SOURCE DATA START
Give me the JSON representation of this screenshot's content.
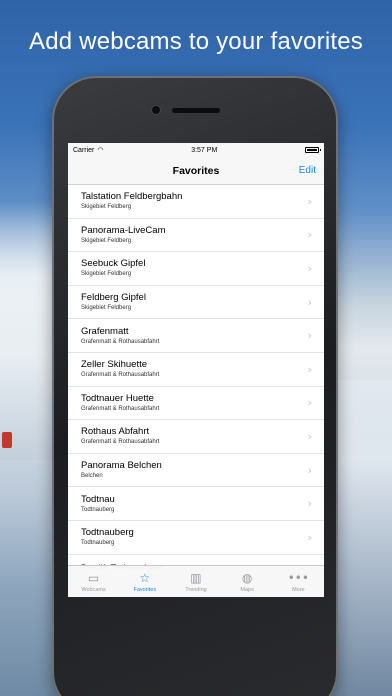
{
  "headline": "Add webcams to your favorites",
  "status_bar": {
    "carrier": "Carrier",
    "wifi_icon": "wifi-icon",
    "time": "3:57 PM",
    "battery_icon": "battery-icon"
  },
  "navbar": {
    "title": "Favorites",
    "edit_label": "Edit"
  },
  "favorites": [
    {
      "title": "Talstation Feldbergbahn",
      "subtitle": "Skigebiet Feldberg"
    },
    {
      "title": "Panorama-LiveCam",
      "subtitle": "Skigebiet Feldberg"
    },
    {
      "title": "Seebuck Gipfel",
      "subtitle": "Skigebiet Feldberg"
    },
    {
      "title": "Feldberg Gipfel",
      "subtitle": "Skigebiet Feldberg"
    },
    {
      "title": "Grafenmatt",
      "subtitle": "Grafenmatt & Rothausabfahrt"
    },
    {
      "title": "Zeller Skihuette",
      "subtitle": "Grafenmatt & Rothausabfahrt"
    },
    {
      "title": "Todtnauer Huette",
      "subtitle": "Grafenmatt & Rothausabfahrt"
    },
    {
      "title": "Rothaus Abfahrt",
      "subtitle": "Grafenmatt & Rothausabfahrt"
    },
    {
      "title": "Panorama Belchen",
      "subtitle": "Belchen"
    },
    {
      "title": "Todtnau",
      "subtitle": "Todtnauberg"
    },
    {
      "title": "Todtnauberg",
      "subtitle": "Todtnauberg"
    }
  ],
  "partial_row_title": "Doplift Todtnauberg",
  "tabs": [
    {
      "label": "Webcams",
      "icon": "video-camera-icon",
      "glyph": "▭",
      "active": false
    },
    {
      "label": "Favorites",
      "icon": "star-icon",
      "glyph": "☆",
      "active": true
    },
    {
      "label": "Trending",
      "icon": "bar-chart-icon",
      "glyph": "▥",
      "active": false
    },
    {
      "label": "Maps",
      "icon": "globe-icon",
      "glyph": "◍",
      "active": false
    },
    {
      "label": "More",
      "icon": "more-icon",
      "glyph": "•••",
      "active": false
    }
  ],
  "colors": {
    "accent": "#1a87e6",
    "tab_inactive": "#9a9a9e"
  }
}
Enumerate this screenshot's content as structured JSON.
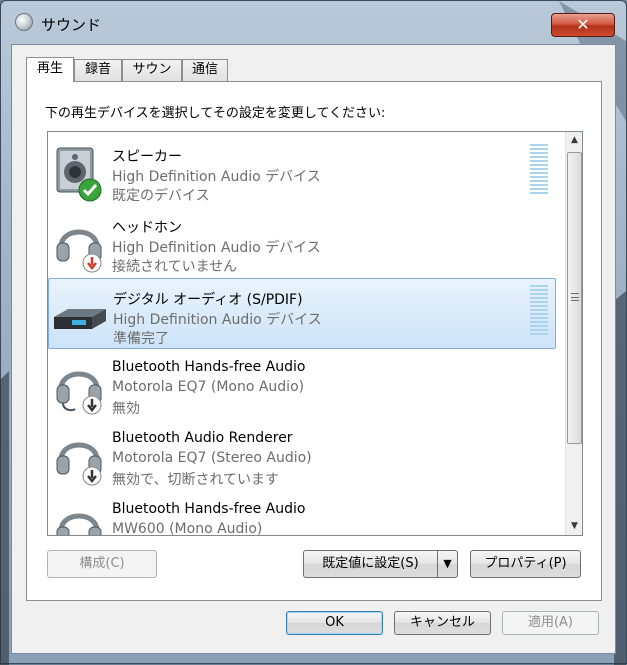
{
  "window": {
    "title": "サウンド",
    "close_label": "✕"
  },
  "tabs": [
    {
      "label": "再生"
    },
    {
      "label": "録音"
    },
    {
      "label": "サウンド"
    },
    {
      "label": "通信"
    }
  ],
  "instruction": "下の再生デバイスを選択してその設定を変更してください:",
  "devices": [
    {
      "name": "スピーカー",
      "subtitle": "High Definition Audio デバイス",
      "status": "既定のデバイス",
      "icon": "speaker-icon",
      "badge": "default-check-icon"
    },
    {
      "name": "ヘッドホン",
      "subtitle": "High Definition Audio デバイス",
      "status": "接続されていません",
      "icon": "headphones-icon",
      "badge": "unplugged-icon"
    },
    {
      "name": "デジタル オーディオ (S/PDIF)",
      "subtitle": "High Definition Audio デバイス",
      "status": "準備完了",
      "icon": "digital-audio-icon"
    },
    {
      "name": "Bluetooth Hands-free Audio",
      "subtitle": "Motorola EQ7 (Mono Audio)",
      "status": "無効",
      "icon": "headset-icon",
      "badge": "disabled-icon"
    },
    {
      "name": "Bluetooth Audio Renderer",
      "subtitle": "Motorola EQ7 (Stereo Audio)",
      "status": "無効で、切断されています",
      "icon": "headphones-icon",
      "badge": "disabled-icon"
    },
    {
      "name": "Bluetooth Hands-free Audio",
      "subtitle": "MW600 (Mono Audio)",
      "status": "",
      "icon": "headset-icon"
    }
  ],
  "buttons": {
    "configure": "構成(C)",
    "set_default": "既定値に設定(S)",
    "properties": "プロパティ(P)",
    "ok": "OK",
    "cancel": "キャンセル",
    "apply": "適用(A)"
  },
  "colors": {
    "selection": "#cde3f8",
    "meter": "#a9d3ee",
    "check": "#3aa33a",
    "warning": "#d23a2a"
  }
}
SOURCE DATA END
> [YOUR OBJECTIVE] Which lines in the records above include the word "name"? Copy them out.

> [EXERCISE SOLUTION]
      "name": "スピーカー",
      "name": "ヘッドホン",
      "name": "デジタル オーディオ (S/PDIF)",
      "name": "Bluetooth Hands-free Audio",
      "name": "Bluetooth Audio Renderer",
      "name": "Bluetooth Hands-free Audio",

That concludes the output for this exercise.